Anyone paying attention? By Dale T. McKinley Since the onset of the Covid-19 pandemic, much of world’s public […]
Yves Montand in Nairobi in 1966 By Tony Hall On the face of it it may seem strange […]
When poets are publishers, other poets forget to notice them as poets. Thus, Todd Swift has remained a hidden diamond. So, to highlight his work, it delights us at Ars Notoria to bring his poem to you this month. It plays at many levels concealing the harshness directed elsewhere from the poem’s apparent impression!
We feel desolate at the squandering of such an enormous opportunity By Phil Hall After the failure of […]
‘we have meandered through grief, loss, and trauma at the complete loss of our home‘ – Libby Patterson […]
By Felipe Elvira Imagine waking up in Uruapan. Many thousands of Uruapenses who have crossed the border over […]
By Rob Hyde On the face of it, given how my country-hopping life in Europe turned out, I […]
You can live a rich and full life – if you take collective action By Phil Hall When […]
More Glamorous than Che: Make a Film about the life of Angela Davis By Phil Hall It’s fascinating […]
By Phil Hall On the 22nd of April 1992. There were 10 petrol-gas explosions in northern Guadalajara, killing […]
By Connie Hall Arthur Lewis Hall was a fellow of the Royal Society, a winner of the Murchison Medal […]
K, a superhero, finds working as an ESL teacher tough… By James Royce Mcguire It’s wacked. Here he […]
It was 1961, I was a reporter on the main SA daily newspaper The Star. The African National Congress had […]
In July we began the month with a powerful argument against Rebecca Long-Bailey’s dismissal by Richard House published […]
By Neil Newman One of the most striking facets of the secular religion Marxism is the almost complete […]
Language learning is ontological By Philip Hall For more than 30 years I have been teaching people how […]
By Bryan Greetham In this period of COVID-19 it is essential that we understand risk and to do […]
On and off, for over thirty years, Andy Hall has aimed his camera at The City of London […]
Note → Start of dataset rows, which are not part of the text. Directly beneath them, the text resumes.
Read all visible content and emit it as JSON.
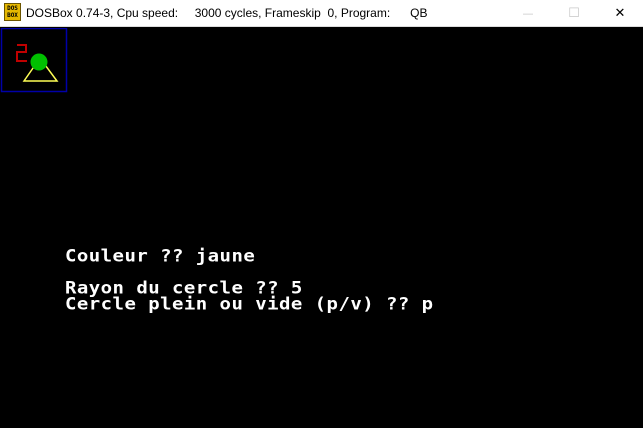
{
  "window": {
    "icon_text_top": "DOS",
    "icon_text_bottom": "BOX",
    "title": "DOSBox 0.74-3, Cpu speed:     3000 cycles, Frameskip  0, Program:      QB",
    "minimize_glyph": "—",
    "maximize_glyph": "☐",
    "close_glyph": "✕"
  },
  "screen": {
    "colors": {
      "background": "#000000",
      "box_border": "#0000a8",
      "red_shape": "#c00000",
      "green_circle": "#00c000",
      "yellow_triangle": "#ffff55"
    },
    "lines": [
      "Couleur ?? jaune",
      "Rayon du cercle ?? 5",
      "Cercle plein ou vide (p/v) ?? p"
    ]
  }
}
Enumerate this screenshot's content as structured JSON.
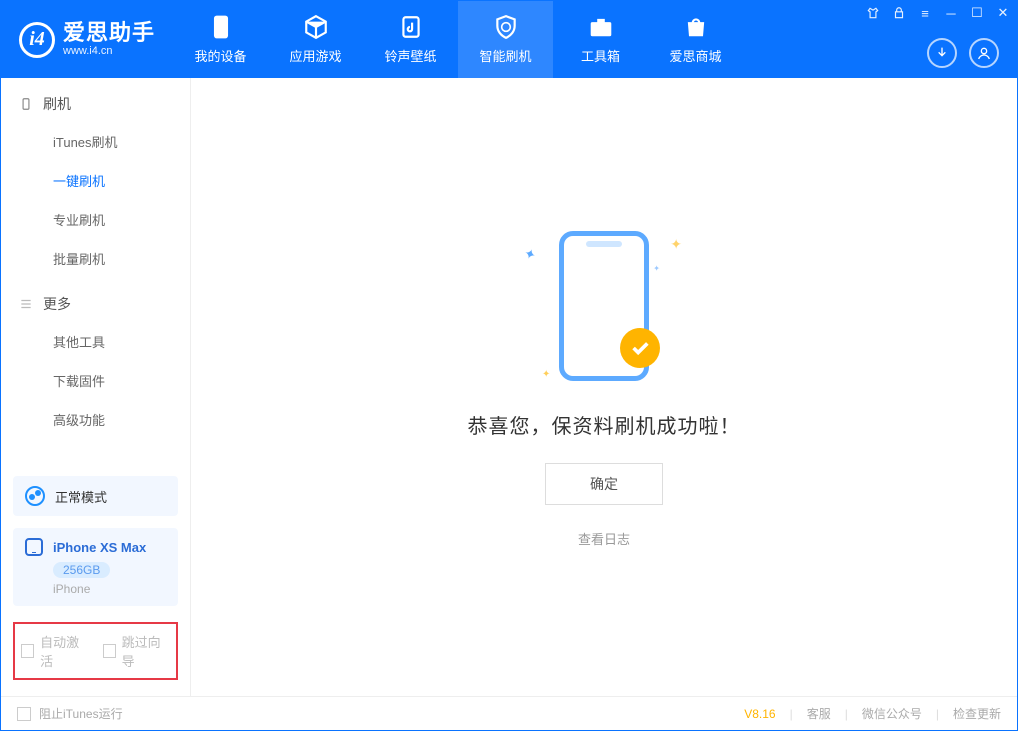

The longing for a homeland is legitimate and the result of two millennia of European persecution. By […]
By Keith Woodhouse The night was over And the sea curds crackled And bent, crisply, in the deadening […]
By Adam Lickley 2017 did not end well for me. I was ‘let go’ from my job, my […]
My march through the relative silence of nine years Has brought me to a small house With a […]
By Adam Lickley So you fancy being a dancer, huh? And who doesn’t want to be paid to […]
By Phil Hall The first guided client to be ushered up the slopes of Chomolungma-Sagarmatha by Sherpa Tenzing […]
Ars Notoria is pleased to present episode 10 of Dan Pearce’s groundbreaking graphic novel, Depression.